‘And it’s all above board and they haven’t had to look over their shoulder or worry about the police catching them. Some of the young people I work with can’t read or write, but are good with their hands — restoring furniture is perfect for that.

‘We started in 2010 and we’ve sold our stuff in Heal’s and John Lewis.’

Jay and his young team enjoyed almost immediate success.

‘I thought I’d have to do 50 chairs the same, but the customers were happy we were doing one-offs.

If they liked them, they would have to buy them then and there.’

Jay fondly remembers his very first lesson from master craftsmen — how to clean his brushes and sharpen tools.

‘A lot of the people who taught me were old-school and when they started as apprentices they weren’t allowed to touch anything for six months,’ he says.

‘One of the first things I was taught was painting, by a French polisher.
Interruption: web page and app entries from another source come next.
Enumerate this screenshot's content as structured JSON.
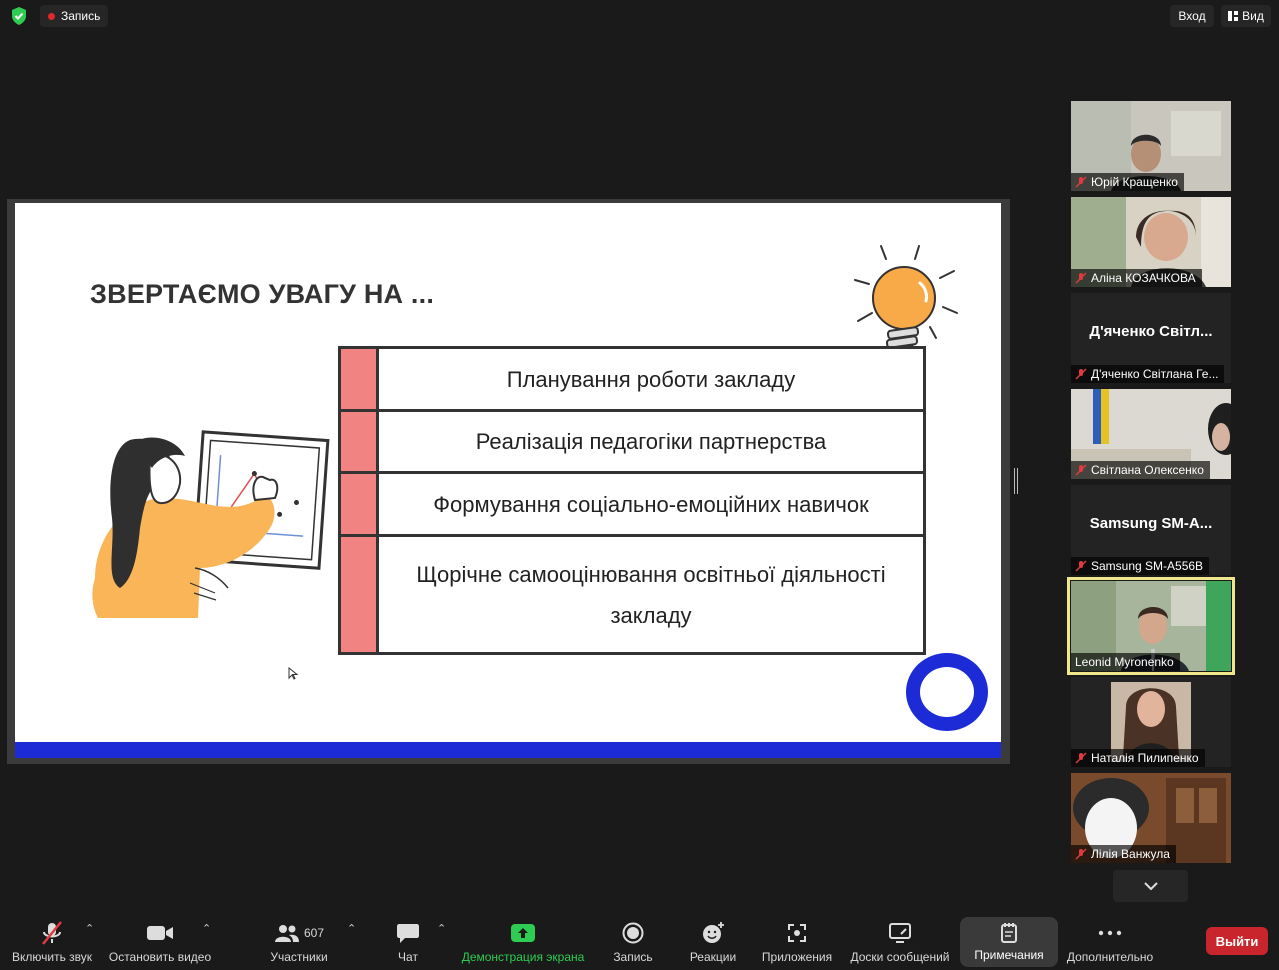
{
  "topbar": {
    "recording_label": "Запись",
    "enter_label": "Вход",
    "view_label": "Вид"
  },
  "slide": {
    "title": "ЗВЕРТАЄМО УВАГУ НА ...",
    "items": [
      "Планування роботи закладу",
      "Реалізація педагогіки партнерства",
      "Формування соціально-емоційних навичок",
      "Щорічне самооцінювання освітньої діяльності закладу"
    ]
  },
  "participants": [
    {
      "name": "Юрій Кращенко",
      "video": true,
      "muted": true
    },
    {
      "name": "Аліна КОЗАЧКОВА",
      "video": true,
      "muted": true
    },
    {
      "name": "Д'яченко Світлана Ге...",
      "display": "Д'яченко  Світл...",
      "video": false,
      "muted": true
    },
    {
      "name": "Світлана Олексенко",
      "video": true,
      "muted": true
    },
    {
      "name": "Samsung SM-A556B",
      "display": "Samsung  SM-A...",
      "video": false,
      "muted": true
    },
    {
      "name": "Leonid Myronenko",
      "video": true,
      "muted": false,
      "active": true
    },
    {
      "name": "Наталія Пилипенко",
      "video": true,
      "muted": true
    },
    {
      "name": "Лілія Ванжула",
      "video": true,
      "muted": true
    }
  ],
  "toolbar": {
    "unmute_label": "Включить звук",
    "stop_video_label": "Остановить видео",
    "participants_label": "Участники",
    "participants_count": "607",
    "chat_label": "Чат",
    "share_label": "Демонстрация экрана",
    "record_label": "Запись",
    "reactions_label": "Реакции",
    "apps_label": "Приложения",
    "whiteboards_label": "Доски сообщений",
    "notes_label": "Примечания",
    "more_label": "Дополнительно",
    "leave_label": "Выйти"
  },
  "colors": {
    "accent_green": "#2ecc52",
    "leave_red": "#c8262c",
    "slide_blue": "#1c2bd6",
    "slide_pink": "#f28383",
    "active_speaker": "#f0e68c"
  }
}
He knew the sort of work I was planning to do with young people and said I wouldn’t need to know how to do French polishing to begin with, but he showed me how to paint really smoothly without leaving brush strokes. Then I learned tapestry, upholstery, how to restore different types of wood and I’m still learning.’

It is this dedication to learning traditional skills that Jay believes is the fundamental difference between an ‘upcycler’ and a restorer.

‘Some people describe themselves as a professional upcycler, but I don’t think there is such a thing,’ he says.

‘I can give my daughter a toilet roll; she can draw a face on it and put feathers in the back and she’s turned it into an owl. She’s just upcycled that toilet roll. I call myself a modern restorer and people understand that term. You get trained to be a restorer, a French polisher, an upholsterer — but there isn’t a qualification to be an upcycler.’

You can watch the two series of The Repair Shop on BBC iPlayer;